Kim believes this down side to G9a hadn’t been noticed because prior studies only looked at cell lines, and because cancer stem cells are hard to detect.

“Earlier studies couldn’t see that cancer stem cells were still around, and there’s more of them when you treat with these drugs,” she says. “Because they’re such a small fraction of the tumor, anything that affects them can easily be missed.”

A new epigenetic target?

But Rowbotham, Kim and colleagues also found potentially better enzymes to target: Histone demethylases. Their action is chemically opposite to that of G9a, stripping off a methyl group from histone where G9a adds one.
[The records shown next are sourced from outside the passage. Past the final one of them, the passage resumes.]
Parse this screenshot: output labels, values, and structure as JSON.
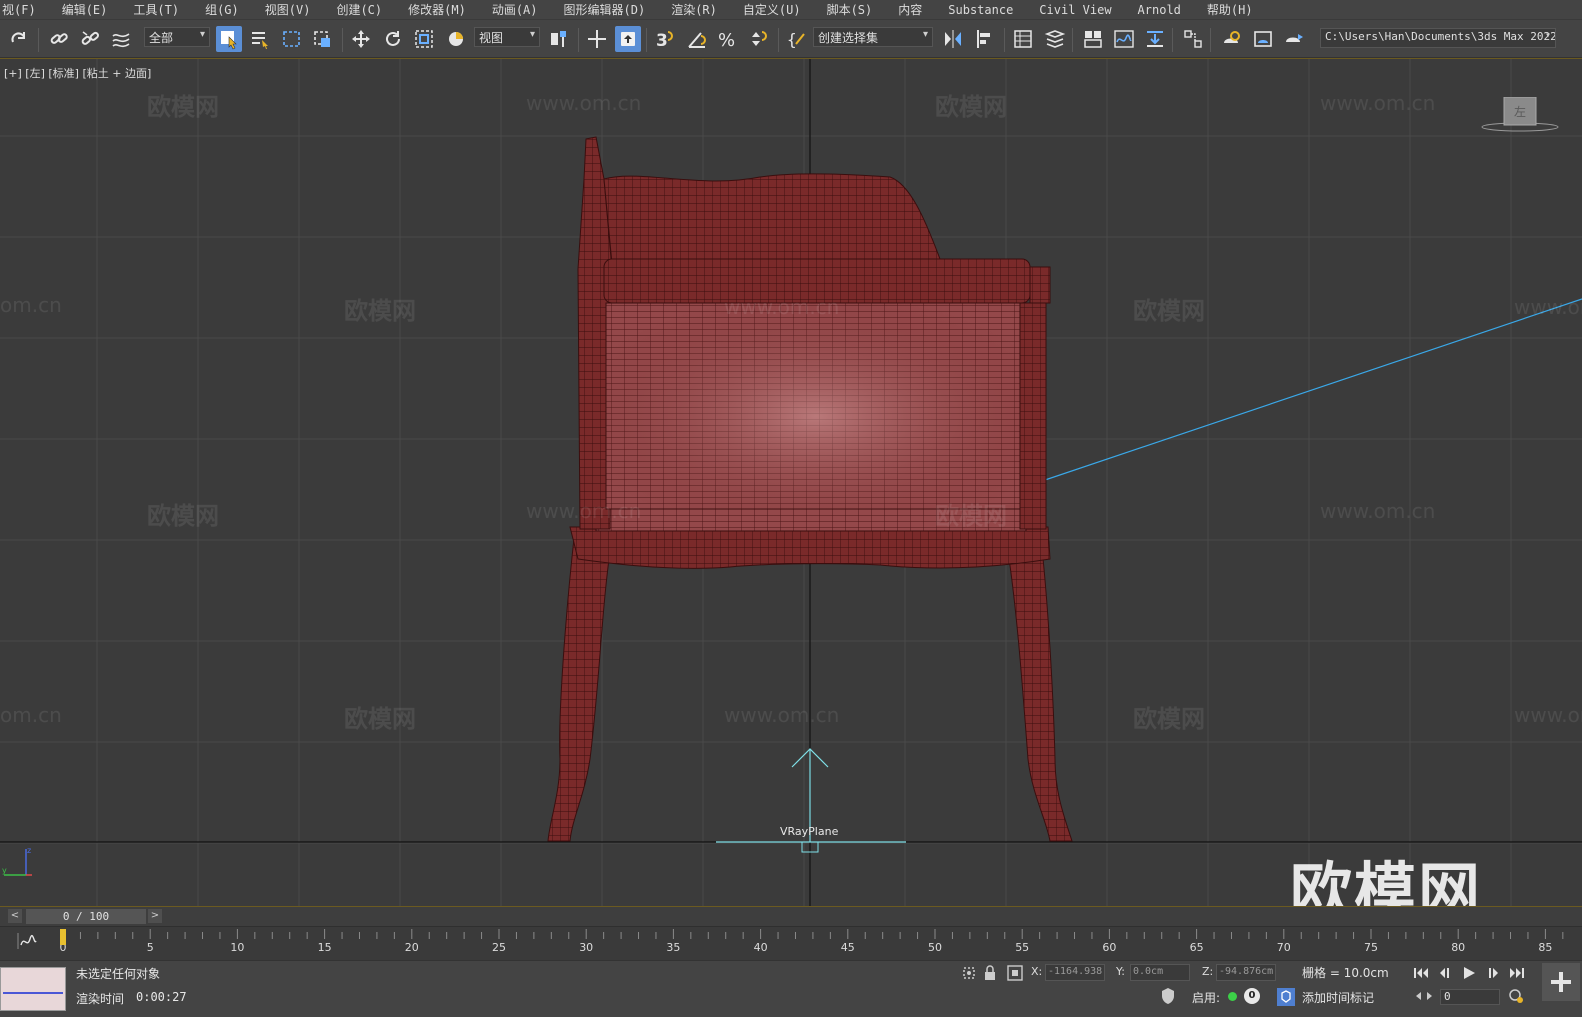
{
  "menu": [
    "视(F)",
    "编辑(E)",
    "工具(T)",
    "组(G)",
    "视图(V)",
    "创建(C)",
    "修改器(M)",
    "动画(A)",
    "图形编辑器(D)",
    "渲染(R)",
    "自定义(U)",
    "脚本(S)",
    "内容",
    "Substance",
    "Civil View",
    "Arnold",
    "帮助(H)"
  ],
  "toolbar": {
    "selection_filter": "全部",
    "ref_coord": "视图",
    "named_selection": "创建选择集",
    "path": "C:\\Users\\Han\\Documents\\3ds Max 2022"
  },
  "viewport": {
    "label": "[+] [左] [标准] [粘土 + 边面]",
    "viewcube_face": "左",
    "object_label": "VRayPlane",
    "watermark_brand": "欧模网",
    "watermark_url": "www.om.cn",
    "watermark_url_partial": "om.cn",
    "big_watermark": "欧模网",
    "mesh_color": "#7a2a2a"
  },
  "timeline": {
    "frame_display": "0 / 100",
    "prev_label": "<",
    "next_label": ">",
    "ticks": [
      "0",
      "5",
      "10",
      "15",
      "20",
      "25",
      "30",
      "35",
      "40",
      "45",
      "50",
      "55",
      "60",
      "65",
      "70",
      "75",
      "80",
      "85"
    ]
  },
  "status": {
    "message": "未选定任何对象",
    "render_time_label": "渲染时间",
    "render_time_value": "0:00:27",
    "x_label": "X:",
    "x_value": "-1164.938",
    "y_label": "Y:",
    "y_value": "0.0cm",
    "z_label": "Z:",
    "z_value": "-94.876cm",
    "grid": "栅格 = 10.0cm",
    "enable_label": "启用:",
    "enable_count": "0",
    "add_key_label": "添加时间标记",
    "frame_value": "0"
  },
  "colors": {
    "accent": "#5b8fd6",
    "viewport_bg": "#3b3b3b",
    "grid": "#4a4a4a",
    "camera_line": "#3aa8e8"
  }
}
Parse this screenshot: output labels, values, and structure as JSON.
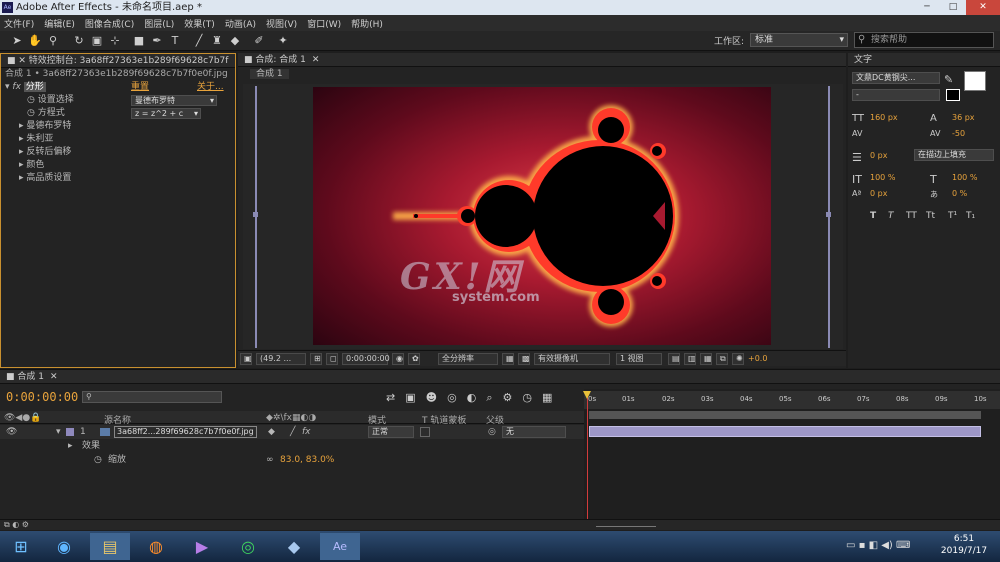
{
  "window": {
    "title": "Adobe After Effects - 未命名项目.aep *",
    "icon": "Ae"
  },
  "menu": [
    "文件(F)",
    "编辑(E)",
    "图像合成(C)",
    "图层(L)",
    "效果(T)",
    "动画(A)",
    "视图(V)",
    "窗口(W)",
    "帮助(H)"
  ],
  "toolbar": {
    "workspace_label": "工作区:",
    "workspace_value": "标准",
    "search_placeholder": "搜索帮助"
  },
  "effects_panel": {
    "tab": "特效控制台: 3a68ff27363e1b289f69628c7b7f",
    "subtitle": "合成 1 • 3a68ff27363e1b289f69628c7b7f0e0f.jpg",
    "effect_name": "分形",
    "reset": "重置",
    "about": "关于...",
    "rows": [
      {
        "label": "设置选择",
        "value": "曼德布罗特"
      },
      {
        "label": "方程式",
        "value": "z = z^2 + c"
      }
    ],
    "groups": [
      "曼德布罗特",
      "朱利亚",
      "反转后偏移",
      "颜色",
      "高品质设置"
    ]
  },
  "comp_panel": {
    "tab": "合成: 合成 1",
    "subtab": "合成 1",
    "viewer": {
      "zoom": "(49.2 ...",
      "time": "0:00:00:00",
      "resolution": "全分辨率",
      "camera": "有效摄像机",
      "views": "1 视图",
      "exposure": "+0.0"
    }
  },
  "char_panel": {
    "tab": "文字",
    "font": "文鼎DC黄钢尖...",
    "style": "-",
    "size": "160 px",
    "leading": "36 px",
    "tracking": "-50",
    "stroke_width": "0 px",
    "stroke_mode": "在描边上填充",
    "v_scale": "100 %",
    "h_scale": "100 %",
    "baseline": "0 px",
    "tsume": "0 %",
    "styles": [
      "T",
      "T",
      "TT",
      "Tt",
      "T¹",
      "T₁"
    ]
  },
  "timeline": {
    "tab": "合成 1",
    "timecode": "0:00:00:00",
    "columns": {
      "name": "源名称",
      "mode": "模式",
      "trkmat": "T 轨道蒙板",
      "parent": "父级"
    },
    "layer": {
      "index": "1",
      "name": "3a68ff2...289f69628c7b7f0e0f.jpg",
      "mode": "正常",
      "parent": "无"
    },
    "effect_group": "效果",
    "scale_label": "缩放",
    "scale_value": "83.0, 83.0%",
    "ruler": [
      "0s",
      "01s",
      "02s",
      "03s",
      "04s",
      "05s",
      "06s",
      "07s",
      "08s",
      "09s",
      "10s"
    ]
  },
  "taskbar": {
    "time": "6:51",
    "date": "2019/7/17"
  },
  "colors": {
    "accent": "#e8a33c",
    "layer_bar": "#9d97c7",
    "panel_border": "#c8902f"
  }
}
When Rowbotham knocked down the gene for demethylase enzymes, and added drug that prevents them from working, he was able to make the cells look less like cancer stem cells in a dish and behave less like cancer stem cells in live mice. When he gave demethylase inhibitors to mice with established lung tumors, cancer progression was slowed and the animals survived longer than untreated mice.

Although a cancer stem cell hasn’t been found in human adenocarcinoma, Kim believes the findings are worth pursuing further. She notes a related line of evidence — a 2017 study that found that demethylase inhibitors were effective in killing chemotherapy-resistant cells from patient tumors.

“Even if we can’t pinpoint cancer stem cells in human patients, Sam’s work shows you can start by studying a cancer stem cell in a mouse model and identify targets that could be clinically important,” she says. “It shows the importance of finding the right molecule the cancer is sensitive to. In adenocarcinoma, a demethylase inhibitor is likelier to be more useful than methyltransferase inhibitor.”

They and others envision a two-phase strategy for adenocarcinoma that would first target the general population of cancer cells to “debulk” the tumor, then add a second treatment specifically directed at cancer stem cells.

The team is now doing further studies to explore demethylase inhibitors as potential therapeutic drugs, alone or in combination with other treatments. Because demethylase inhibitors have very broad effects, they will also look for genes the inhibitors affect downstream, which could provide more specific drug targets.

Source:

http://www.childrenshospital.org/

Tagged with:

About author

Related Articles